Closing arguments in the trial began on Thursday amid fears it could be used as a political tool in the country’s war on Ukraine.
Greiner arrived at court handcuffed and escorted by Russian officers to the defendant’s cage. Once she wasn’t tied down, she spoke with her legal team and then uploaded a photo of the UMMC Ekaterinburg basketball team, the Russian team she played with during the WNBA offseason.
The defense also attempted to undermine the prosecution’s case. On Tuesday, at the seventh hearing of her case, a defense expert testified that an examination of the substance in Griner’s electronic cartridges did not comply with Russian law.
“The examination does not comply with the law in terms of the completeness of the study and does not comply with the rules of the Code of Criminal Procedure,” forensic chemist Dmitry Gladyshev testified during the session, which lasted about two hours.
Griner’s attorney, Maria Blagovolina, of Rybalkin, Gortsunyan, Dyakin & Partners, Griner’s attorney, told CNN that her team’s experts have identified “some flaws” in the machines used to measure the material.
At the trial, Greiner testified that she had a prescription for medical cannabis and had no intention of bringing the drug to Russia. After she was detained in February, she was checked for drugs and was clean, her lawyers had previously said.
“She’s still focused, she’s still nervous. She still knows the end is near, and of course she’s heard the news, so she’s hoping to come home sometime, and hopefully too,” Blagovolina said on Tuesday. She added that the verdict in the case will be issued “very soon”, possibly Thursday.
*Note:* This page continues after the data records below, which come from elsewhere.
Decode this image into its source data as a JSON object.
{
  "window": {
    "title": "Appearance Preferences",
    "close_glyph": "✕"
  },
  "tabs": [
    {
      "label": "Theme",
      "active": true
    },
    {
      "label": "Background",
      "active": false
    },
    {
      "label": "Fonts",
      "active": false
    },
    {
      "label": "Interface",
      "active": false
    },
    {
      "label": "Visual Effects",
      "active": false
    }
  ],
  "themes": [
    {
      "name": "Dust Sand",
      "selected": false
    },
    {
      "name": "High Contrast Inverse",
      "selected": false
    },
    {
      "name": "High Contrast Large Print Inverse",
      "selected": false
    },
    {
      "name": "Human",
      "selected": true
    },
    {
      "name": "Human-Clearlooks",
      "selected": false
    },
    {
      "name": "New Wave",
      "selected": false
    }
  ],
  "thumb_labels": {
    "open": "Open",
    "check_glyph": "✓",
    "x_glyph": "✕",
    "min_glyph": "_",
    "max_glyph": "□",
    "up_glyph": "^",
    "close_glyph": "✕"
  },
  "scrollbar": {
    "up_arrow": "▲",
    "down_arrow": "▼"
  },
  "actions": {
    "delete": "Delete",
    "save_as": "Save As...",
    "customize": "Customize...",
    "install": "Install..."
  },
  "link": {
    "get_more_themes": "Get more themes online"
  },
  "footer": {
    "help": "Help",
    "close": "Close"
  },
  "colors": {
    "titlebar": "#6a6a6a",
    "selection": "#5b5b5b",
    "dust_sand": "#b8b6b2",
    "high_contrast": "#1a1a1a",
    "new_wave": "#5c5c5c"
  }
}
Elizabeth Rudd, charge d’affaires of the US Embassy in Russia, arrived in court on Thursday ahead of the hearing. She appeared in court throughout the trial and said Tuesday that the United States will “continue to support Ms. Greiner in every step of this process and as long as it takes to bring her home to the United States safely.”
How did the trial go?
Griner’s lawyers have already made some arguments alleging that the basketball player’s detention was not handled properly after employees stopped her at Sheremetyevo International Airport on February 17.
One of her lawyers, Alexander Boykov, said last week that her arrest, search and arrest was “inappropriate”, noting that more details would be revealed during closing arguments.
Greiner testified that there was no lawyer, and her rights were not explained to her. These rights include access to a lawyer once she is in custody and the right to know what is suspected. Under Russian law, she must have been informed of her rights within three hours of her arrest.
“She made it clear to the court that she knew and respected Russian laws and had no intention of violating them,” Blagovolina said in her testimony.
“We still insist that she, recklessly and quickly, packed her suitcase and did not pay attention to the fact that items permitted for use in the United States ended up in this suitcase and made it to the Russian Federation,” Boykov, of the Moscow Law Center, said.
The trial began against the backdrop of Russia’s invasion of Ukraine and Russia’s conflict with the United States and Europe.
The Kremlin also warned on Tuesday that US “megaphone diplomacy” would not help in prisoner exchange negotiations with Grenier. Kremlin spokesman Dmitry Peskov said Moscow believed these talks should be “secret”.
The Griner family, supporters, and fellow WNBA members continued to express messages of solidarity and hope as they await the conclusion of the trial. Her WNBA team, Phoenix Mercury, is expected to play the Connecticut Sun game Thursday night at 7 p.m. ET.
Elizabeth Wolff, Travis Caldwell, Dakin Andoni, Kylie Atwood, Evan Perez, Jennifer Hansler, Natasha Bertrand, Frederic Blitgen, Chris Liakos, and Zohra God contributed to this report.